App and web page records
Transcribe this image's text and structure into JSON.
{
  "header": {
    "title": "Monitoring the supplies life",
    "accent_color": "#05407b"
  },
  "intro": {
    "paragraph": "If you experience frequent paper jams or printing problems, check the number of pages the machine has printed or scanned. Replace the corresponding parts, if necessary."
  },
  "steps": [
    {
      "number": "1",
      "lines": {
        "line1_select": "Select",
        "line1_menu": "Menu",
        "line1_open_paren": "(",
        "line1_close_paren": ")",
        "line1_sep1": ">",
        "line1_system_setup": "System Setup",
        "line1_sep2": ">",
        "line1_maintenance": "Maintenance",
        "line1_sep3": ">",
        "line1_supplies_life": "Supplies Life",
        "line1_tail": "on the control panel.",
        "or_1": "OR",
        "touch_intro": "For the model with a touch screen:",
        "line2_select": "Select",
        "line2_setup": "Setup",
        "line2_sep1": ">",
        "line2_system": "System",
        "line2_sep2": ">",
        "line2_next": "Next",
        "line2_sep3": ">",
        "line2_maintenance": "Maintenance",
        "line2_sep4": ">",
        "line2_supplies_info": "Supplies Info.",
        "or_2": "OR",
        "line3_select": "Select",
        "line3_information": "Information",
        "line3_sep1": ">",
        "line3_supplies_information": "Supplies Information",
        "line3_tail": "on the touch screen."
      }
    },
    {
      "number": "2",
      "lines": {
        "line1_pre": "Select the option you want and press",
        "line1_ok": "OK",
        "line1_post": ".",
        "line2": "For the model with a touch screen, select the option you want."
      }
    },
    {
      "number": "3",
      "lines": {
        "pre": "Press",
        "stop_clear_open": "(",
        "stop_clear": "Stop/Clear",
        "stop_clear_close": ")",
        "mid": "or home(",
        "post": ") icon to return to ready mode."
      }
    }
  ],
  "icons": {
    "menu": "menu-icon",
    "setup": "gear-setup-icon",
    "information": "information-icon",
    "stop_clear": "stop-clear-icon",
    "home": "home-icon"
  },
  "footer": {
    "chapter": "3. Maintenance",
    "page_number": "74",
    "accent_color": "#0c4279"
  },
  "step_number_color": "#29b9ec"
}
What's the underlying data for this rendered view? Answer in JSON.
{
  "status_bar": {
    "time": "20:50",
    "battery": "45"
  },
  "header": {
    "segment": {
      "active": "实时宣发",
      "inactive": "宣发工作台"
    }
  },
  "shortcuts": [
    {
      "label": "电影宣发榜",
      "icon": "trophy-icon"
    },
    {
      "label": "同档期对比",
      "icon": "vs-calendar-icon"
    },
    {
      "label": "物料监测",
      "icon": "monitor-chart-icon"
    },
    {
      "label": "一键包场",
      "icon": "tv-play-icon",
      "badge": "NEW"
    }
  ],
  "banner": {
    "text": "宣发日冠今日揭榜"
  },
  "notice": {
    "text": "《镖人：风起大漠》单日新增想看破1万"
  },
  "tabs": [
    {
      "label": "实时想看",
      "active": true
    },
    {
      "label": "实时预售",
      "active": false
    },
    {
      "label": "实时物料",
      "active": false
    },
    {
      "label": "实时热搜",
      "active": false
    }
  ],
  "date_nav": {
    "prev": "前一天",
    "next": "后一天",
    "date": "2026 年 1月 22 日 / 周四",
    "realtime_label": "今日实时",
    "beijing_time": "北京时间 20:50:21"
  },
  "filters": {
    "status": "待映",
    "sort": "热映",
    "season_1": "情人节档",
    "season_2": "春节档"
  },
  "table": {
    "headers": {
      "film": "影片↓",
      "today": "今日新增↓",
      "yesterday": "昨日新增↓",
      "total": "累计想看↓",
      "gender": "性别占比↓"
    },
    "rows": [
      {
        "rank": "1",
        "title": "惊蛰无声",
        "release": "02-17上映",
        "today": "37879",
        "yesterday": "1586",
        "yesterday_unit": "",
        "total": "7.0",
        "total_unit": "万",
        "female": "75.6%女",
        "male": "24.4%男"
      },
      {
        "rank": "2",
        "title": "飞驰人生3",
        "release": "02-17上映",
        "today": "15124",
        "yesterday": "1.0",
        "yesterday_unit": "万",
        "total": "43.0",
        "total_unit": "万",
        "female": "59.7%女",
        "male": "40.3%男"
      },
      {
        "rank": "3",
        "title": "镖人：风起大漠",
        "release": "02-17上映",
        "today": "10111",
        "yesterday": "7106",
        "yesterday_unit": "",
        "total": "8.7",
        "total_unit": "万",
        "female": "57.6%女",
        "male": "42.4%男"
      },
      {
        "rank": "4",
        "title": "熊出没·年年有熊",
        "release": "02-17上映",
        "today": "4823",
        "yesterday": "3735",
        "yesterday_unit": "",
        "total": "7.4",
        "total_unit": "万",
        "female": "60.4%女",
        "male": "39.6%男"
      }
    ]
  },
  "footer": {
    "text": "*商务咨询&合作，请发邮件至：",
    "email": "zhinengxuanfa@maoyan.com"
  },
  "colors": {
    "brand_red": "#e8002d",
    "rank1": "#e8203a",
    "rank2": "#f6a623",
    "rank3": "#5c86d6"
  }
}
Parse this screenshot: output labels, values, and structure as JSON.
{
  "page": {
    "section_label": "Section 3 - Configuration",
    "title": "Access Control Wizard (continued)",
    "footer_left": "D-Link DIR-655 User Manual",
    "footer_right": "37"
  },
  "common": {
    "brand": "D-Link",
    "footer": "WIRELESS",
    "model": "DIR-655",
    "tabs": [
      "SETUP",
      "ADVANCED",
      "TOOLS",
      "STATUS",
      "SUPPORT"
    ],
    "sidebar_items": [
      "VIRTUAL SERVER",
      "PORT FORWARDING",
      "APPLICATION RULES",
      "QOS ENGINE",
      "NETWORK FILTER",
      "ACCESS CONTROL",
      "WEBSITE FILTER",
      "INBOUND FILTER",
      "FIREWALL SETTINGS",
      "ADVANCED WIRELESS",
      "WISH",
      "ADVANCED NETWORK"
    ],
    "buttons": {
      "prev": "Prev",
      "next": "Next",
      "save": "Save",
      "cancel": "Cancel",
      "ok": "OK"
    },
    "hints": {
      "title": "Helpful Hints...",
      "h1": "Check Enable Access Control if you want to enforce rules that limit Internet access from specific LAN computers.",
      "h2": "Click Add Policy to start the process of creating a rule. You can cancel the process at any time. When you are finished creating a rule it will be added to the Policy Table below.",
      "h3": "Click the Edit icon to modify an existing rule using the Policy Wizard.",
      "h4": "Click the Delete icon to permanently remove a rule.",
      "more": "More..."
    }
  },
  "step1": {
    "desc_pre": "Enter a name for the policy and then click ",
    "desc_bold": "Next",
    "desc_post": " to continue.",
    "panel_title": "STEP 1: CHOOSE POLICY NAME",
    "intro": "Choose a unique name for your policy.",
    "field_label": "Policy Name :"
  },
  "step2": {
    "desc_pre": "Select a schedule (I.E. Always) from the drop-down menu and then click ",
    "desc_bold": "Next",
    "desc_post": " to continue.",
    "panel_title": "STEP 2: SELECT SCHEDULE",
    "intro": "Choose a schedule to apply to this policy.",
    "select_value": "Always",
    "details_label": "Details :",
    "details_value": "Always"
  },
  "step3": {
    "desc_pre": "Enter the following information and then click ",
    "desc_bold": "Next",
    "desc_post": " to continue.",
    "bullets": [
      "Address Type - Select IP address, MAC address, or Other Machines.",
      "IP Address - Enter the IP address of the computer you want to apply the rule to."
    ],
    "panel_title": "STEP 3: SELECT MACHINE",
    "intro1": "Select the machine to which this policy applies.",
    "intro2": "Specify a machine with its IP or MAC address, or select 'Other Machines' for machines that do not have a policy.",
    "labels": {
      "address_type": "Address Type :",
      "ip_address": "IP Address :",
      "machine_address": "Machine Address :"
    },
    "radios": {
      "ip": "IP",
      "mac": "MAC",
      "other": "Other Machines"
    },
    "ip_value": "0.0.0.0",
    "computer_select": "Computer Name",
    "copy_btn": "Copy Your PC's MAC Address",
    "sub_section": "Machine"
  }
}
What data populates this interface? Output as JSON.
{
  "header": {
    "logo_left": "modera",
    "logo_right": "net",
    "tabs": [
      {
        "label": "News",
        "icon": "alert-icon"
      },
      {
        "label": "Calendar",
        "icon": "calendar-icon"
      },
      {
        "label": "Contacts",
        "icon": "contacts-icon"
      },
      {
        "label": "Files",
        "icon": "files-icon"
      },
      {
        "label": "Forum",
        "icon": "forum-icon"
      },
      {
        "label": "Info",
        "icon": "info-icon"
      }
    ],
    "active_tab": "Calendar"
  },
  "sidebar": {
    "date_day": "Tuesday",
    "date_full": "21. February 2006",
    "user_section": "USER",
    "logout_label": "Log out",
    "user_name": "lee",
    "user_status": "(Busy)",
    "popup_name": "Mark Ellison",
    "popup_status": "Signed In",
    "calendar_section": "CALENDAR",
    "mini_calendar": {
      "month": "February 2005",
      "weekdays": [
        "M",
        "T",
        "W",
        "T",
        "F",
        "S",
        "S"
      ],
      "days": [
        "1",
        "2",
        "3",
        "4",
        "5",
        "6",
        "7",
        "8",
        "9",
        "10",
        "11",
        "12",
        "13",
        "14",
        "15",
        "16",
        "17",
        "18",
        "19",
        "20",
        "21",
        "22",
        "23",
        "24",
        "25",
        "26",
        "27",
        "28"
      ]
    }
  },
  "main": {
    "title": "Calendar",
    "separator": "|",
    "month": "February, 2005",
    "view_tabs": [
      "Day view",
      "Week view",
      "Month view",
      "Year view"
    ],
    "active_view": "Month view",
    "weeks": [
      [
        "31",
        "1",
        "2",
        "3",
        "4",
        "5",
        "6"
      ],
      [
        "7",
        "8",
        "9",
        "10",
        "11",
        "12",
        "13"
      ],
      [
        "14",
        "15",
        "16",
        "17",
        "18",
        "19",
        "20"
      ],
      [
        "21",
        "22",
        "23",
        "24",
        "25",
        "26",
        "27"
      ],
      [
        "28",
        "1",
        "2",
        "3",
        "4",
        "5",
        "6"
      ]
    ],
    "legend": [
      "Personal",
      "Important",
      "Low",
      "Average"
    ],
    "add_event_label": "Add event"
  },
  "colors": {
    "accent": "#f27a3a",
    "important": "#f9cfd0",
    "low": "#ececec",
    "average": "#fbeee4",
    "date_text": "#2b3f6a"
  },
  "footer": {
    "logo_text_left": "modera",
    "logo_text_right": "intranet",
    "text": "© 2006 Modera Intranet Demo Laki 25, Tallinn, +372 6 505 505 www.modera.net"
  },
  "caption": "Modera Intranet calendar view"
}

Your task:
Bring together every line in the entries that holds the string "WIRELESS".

The completed task:
    "footer": "WIRELESS",
      "ADVANCED WIRELESS",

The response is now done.